On the home front, things remained fairly calm for a while. Talia and I both felt better, Annika seemed fine, and there was no call from Brighton about Brooklyn. Things seemed under control until our minivan broke down at midnight. I'd just picked Uncle Ben up from the airport and was taking him to a hotel in South Jordan where he and Christy were spending the night following their European adventures. It was meant as a favor to give Christy a few extra hours sleep after they took such great care of Brooklyn there. The best laid plans of mice and men...
Steering the car as it shuddered to a stop was terrifying. I was stranded far from home in the wee hours of the morning in front of a strange 7-11. My babies were alone (I'd left them sleeping with Talia in charge), and I had no way to call for help since I'd given my phone to Talia to use in case of emergency. Ben had a phone, but with its European SIMS card, it could only be used to facetime family.
In desperation, we roused Christy to come and rescue us. Despite the jet lag, she arrived with a huge smile and shuttled me all the way back to the Avenues from 6200 South. Meanwhile, we woke up Jason as well so he could call for roadside assistance. As soon as I got home, Jason called to let me know that AAA had a tow truck on the way but I needed to meet it in person. Leaving a note on the counter for my snoring kids, I immediately turned around and drove our old van back, arriving just twenty seconds ahead of the tow truck. Before long, I was on my way back home again, finally crashing into bed at 2:30 am.
Looking back, I know it could have been much worse. I am grateful Ben was with me instead of breaking down all alone, without a phone or a way of letting him know what had happened. I'm thankful AAA was willing to renew our membership that had expired at the beginning of the month. Since our free towing radius is only five miles, it was fortunate that our mini-van broke down on our way to South Jordan because it was closer to CarMax, where our vehicle is under warranty. I'm thankful that I missed my exit onto I-15 and was traveling on the slower, back roads. I'm especially grateful my kids were sleeping safe at home.
Most of all, I'm grateful to Jason and Christy for coming to the rescue. I'm ashamed to say that at times I've been crabby with Jason for being so good-natured and chipper in a crisis. Doesn't he know the world has come to an end? Well, I was wrong. I am so sorry. I finally figured out where his smiles came from when Christy showed up at 1:00 am in the morning with a genuinely positive attitude, despite the fact that she had every reason to be grouchy. I was so humbled. I learned so much in that moment--all about love, happiness, and choices. I want to change.

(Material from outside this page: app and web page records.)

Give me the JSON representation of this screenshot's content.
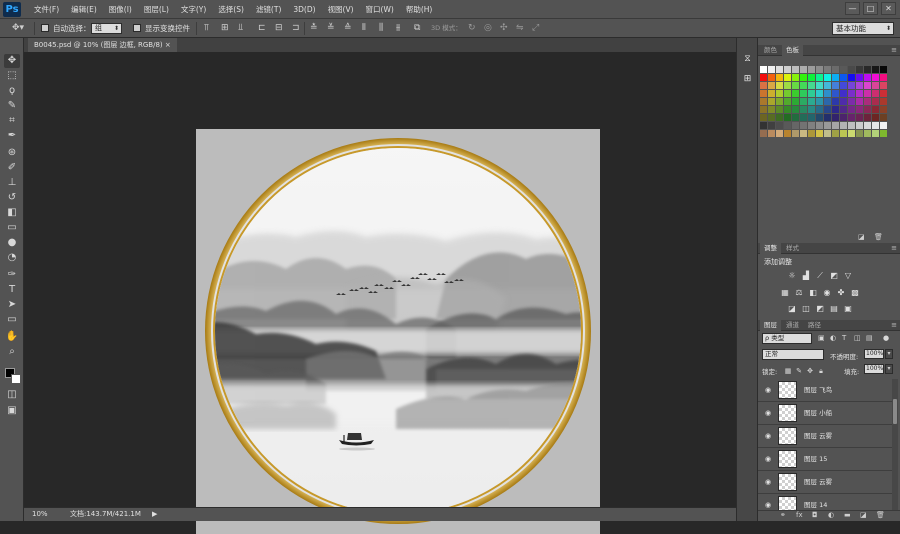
{
  "app": {
    "logo": "Ps"
  },
  "menubar": {
    "items": [
      "文件(F)",
      "编辑(E)",
      "图像(I)",
      "图层(L)",
      "文字(Y)",
      "选择(S)",
      "滤镜(T)",
      "3D(D)",
      "视图(V)",
      "窗口(W)",
      "帮助(H)"
    ],
    "window_controls": [
      "—",
      "□",
      "✕"
    ]
  },
  "options": {
    "auto_select_label": "自动选择：",
    "auto_select_value": "组",
    "show_transform_label": "显示变换控件",
    "mode_3d_label": "3D 模式：",
    "workspace": "基本功能"
  },
  "document": {
    "tab_title": "B0045.psd @ 10% (图层 边框, RGB/8)",
    "zoom": "10%",
    "doc_size": "文档:143.7M/421.1M"
  },
  "panels": {
    "swatches_tabs": [
      "颜色",
      "色板"
    ],
    "adjustments_tabs": [
      "调整",
      "样式"
    ],
    "adjustments_title": "添加调整",
    "layers_tabs": [
      "图层",
      "通道",
      "路径"
    ],
    "layer_filter": "ρ 类型",
    "blend_mode": "正常",
    "opacity_label": "不透明度:",
    "opacity_value": "100%",
    "lock_label": "锁定:",
    "fill_label": "填充:",
    "fill_value": "100%",
    "layers": [
      {
        "name": "图层 飞鸟"
      },
      {
        "name": "图层 小船"
      },
      {
        "name": "图层 云雾"
      },
      {
        "name": "图层 15"
      },
      {
        "name": "图层 云雾"
      },
      {
        "name": "图层 14"
      }
    ]
  },
  "icons": {
    "tools": [
      "move-icon",
      "marquee-icon",
      "lasso-icon",
      "quick-select-icon",
      "crop-icon",
      "eyedropper-icon",
      "healing-brush-icon",
      "brush-icon",
      "clone-stamp-icon",
      "history-brush-icon",
      "eraser-icon",
      "gradient-icon",
      "blur-icon",
      "dodge-icon",
      "pen-icon",
      "type-icon",
      "path-select-icon",
      "rectangle-icon",
      "hand-icon",
      "zoom-icon"
    ],
    "eye": "eye-icon"
  },
  "colors": {
    "frame_gold": "#c9a233",
    "foreground": "#000000",
    "background": "#ffffff",
    "ui_dark": "#282828",
    "ui_panel": "#535353"
  }
}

It's not that these amazing Wheeler siblings don't recognize the gravity of a situation. They simply choose not to let external circumstances change the wonderful, joyful people they are. I want to be like them. Instead of falling apart when the fire gets hot, I want to react to stress with similar poise and grace. I want my children to grow up knowing that they can handle hard things, not just because their father could, but because their mother did as well.
Yes, the going has been rough lately. I'm sure it will be rough in the future as well. But instead of beating me down, I want the stress to refine me. I want to laugh more and smile more--no matter how the tempests may rage. As so eloquently stated in something I recently read, I long to "let the blows of God mold me. For when I am in His hands, I am my best self."
Love you, Peanut Butter. Thanks for sticking to your Jelly.